Identity politics can make us a more liberal or less liberal society. It’s our choice.
Update (7/18): I have been made aware that the language used in the original edition of this article could be divisive and hurtful to some people. Upon re-reading it, I have decided to remove that language.
The constructiveness or otherwise of identity politics has been a constant point of debate. Some have pointed to feminism, saying that it is a successful identity politics movement that has changed the world for the better. Others have said that identity politics is divisive, and threatens the cohesiveness and solidarity of society.
On the other hand, history has also shown us that identity politics is not always exclusionary. Liberal feminism is perhaps the best example of an identity politics movement that has not been exclusionary. Although women have been the main beneficiaries of this women, men have also been lifted out of their rigid gender roles and expectations. Liberal feminism has also given society many great voices, great minds, and great ideas, through the increasing participation of women in the public sphere.
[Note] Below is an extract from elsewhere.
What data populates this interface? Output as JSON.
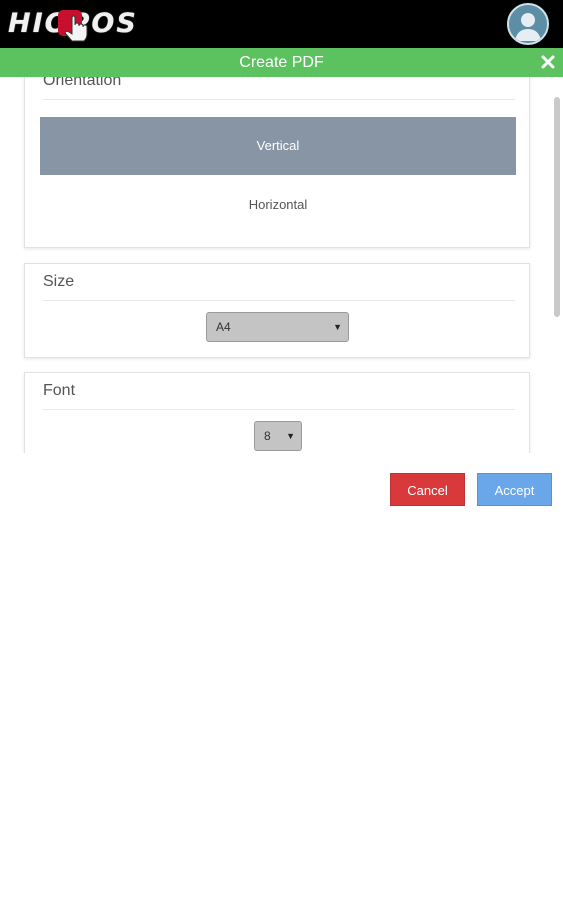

There are actually two very different types of identity politics. One type of identity politics seeks to use shared identity and shared lived experience to inform how society can be more liberal and less discriminatory. The other type seeks to use shared identity and shared lived experience to build walls and keep outsiders firmly out. It is just natural that the former would make society more liberal, and the latter would make society less liberal.
We should not assume the identity politics movements of the left are always the liberal type. Leftist identity politics has at times been exclusionary. Therefore, it would be dangerous to just accept all left-wing aligned identity politics. Instead, we should reject all exclusionary and illiberal identity politics.